- **Extracted data entries**
BEGIN

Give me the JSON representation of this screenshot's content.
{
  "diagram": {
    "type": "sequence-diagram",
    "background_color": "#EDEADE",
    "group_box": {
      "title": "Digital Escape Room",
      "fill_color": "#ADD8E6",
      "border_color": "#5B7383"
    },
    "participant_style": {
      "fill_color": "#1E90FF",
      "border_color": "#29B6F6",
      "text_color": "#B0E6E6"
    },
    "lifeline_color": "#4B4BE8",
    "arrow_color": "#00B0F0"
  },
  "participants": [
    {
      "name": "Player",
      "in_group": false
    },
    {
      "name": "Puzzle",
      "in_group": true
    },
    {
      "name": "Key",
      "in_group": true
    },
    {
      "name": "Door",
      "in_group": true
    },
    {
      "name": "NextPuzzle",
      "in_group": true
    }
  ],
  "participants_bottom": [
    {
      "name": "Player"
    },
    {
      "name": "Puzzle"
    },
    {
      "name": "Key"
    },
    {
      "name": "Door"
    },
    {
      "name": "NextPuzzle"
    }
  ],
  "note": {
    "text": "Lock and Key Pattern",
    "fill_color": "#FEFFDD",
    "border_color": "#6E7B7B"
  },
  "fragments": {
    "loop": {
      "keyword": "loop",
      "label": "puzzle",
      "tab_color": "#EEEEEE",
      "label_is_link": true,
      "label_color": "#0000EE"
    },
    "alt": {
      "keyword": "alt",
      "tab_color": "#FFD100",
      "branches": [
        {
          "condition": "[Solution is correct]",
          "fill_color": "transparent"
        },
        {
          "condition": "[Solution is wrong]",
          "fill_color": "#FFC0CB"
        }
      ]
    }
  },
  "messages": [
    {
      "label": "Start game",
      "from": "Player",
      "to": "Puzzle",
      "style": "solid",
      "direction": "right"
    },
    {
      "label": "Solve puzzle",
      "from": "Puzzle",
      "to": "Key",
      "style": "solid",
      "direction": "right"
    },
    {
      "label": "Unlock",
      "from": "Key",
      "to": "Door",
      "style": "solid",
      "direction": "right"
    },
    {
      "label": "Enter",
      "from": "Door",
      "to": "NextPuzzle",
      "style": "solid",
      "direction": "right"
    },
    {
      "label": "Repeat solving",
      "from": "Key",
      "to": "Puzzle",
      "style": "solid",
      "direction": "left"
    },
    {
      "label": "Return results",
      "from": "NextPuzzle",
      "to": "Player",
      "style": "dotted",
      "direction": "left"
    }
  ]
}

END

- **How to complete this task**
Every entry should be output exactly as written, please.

- **Response**
Give me the JSON representation of this screenshot's content.
{
  "diagram": {
    "type": "sequence-diagram",
    "background_color": "#EDEADE",
    "group_box": {
      "title": "Digital Escape Room",
      "fill_color": "#ADD8E6",
      "border_color": "#5B7383"
    },
    "participant_style": {
      "fill_color": "#1E90FF",
      "border_color": "#29B6F6",
      "text_color": "#B0E6E6"
    },
    "lifeline_color": "#4B4BE8",
    "arrow_color": "#00B0F0"
  },
  "participants": [
    {
      "name": "Player",
      "in_group": false
    },
    {
      "name": "Puzzle",
      "in_group": true
    },
    {
      "name": "Key",
      "in_group": true
    },
    {
      "name": "Door",
      "in_group": true
    },
    {
      "name": "NextPuzzle",
      "in_group": true
    }
  ],
  "participants_bottom": [
    {
      "name": "Player"
    },
    {
      "name": "Puzzle"
    },
    {
      "name": "Key"
    },
    {
      "name": "Door"
    },
    {
      "name": "NextPuzzle"
    }
  ],
  "note": {
    "text": "Lock and Key Pattern",
    "fill_color": "#FEFFDD",
    "border_color": "#6E7B7B"
  },
  "fragments": {
    "loop": {
      "keyword": "loop",
      "label": "puzzle",
      "tab_color": "#EEEEEE",
      "label_is_link": true,
      "label_color": "#0000EE"
    },
    "alt": {
      "keyword": "alt",
      "tab_color": "#FFD100",
      "branches": [
        {
          "condition": "[Solution is correct]",
          "fill_color": "transparent"
        },
        {
          "condition": "[Solution is wrong]",
          "fill_color": "#FFC0CB"
        }
      ]
    }
  },
  "messages": [
    {
      "label": "Start game",
      "from": "Player",
      "to": "Puzzle",
      "style": "solid",
      "direction": "right"
    },
    {
      "label": "Solve puzzle",
      "from": "Puzzle",
      "to": "Key",
      "style": "solid",
      "direction": "right"
    },
    {
      "label": "Unlock",
      "from": "Key",
      "to": "Door",
      "style": "solid",
      "direction": "right"
    },
    {
      "label": "Enter",
      "from": "Door",
      "to": "NextPuzzle",
      "style": "solid",
      "direction": "right"
    },
    {
      "label": "Repeat solving",
      "from": "Key",
      "to": "Puzzle",
      "style": "solid",
      "direction": "left"
    },
    {
      "label": "Return results",
      "from": "NextPuzzle",
      "to": "Player",
      "style": "dotted",
      "direction": "left"
    }
  ]
}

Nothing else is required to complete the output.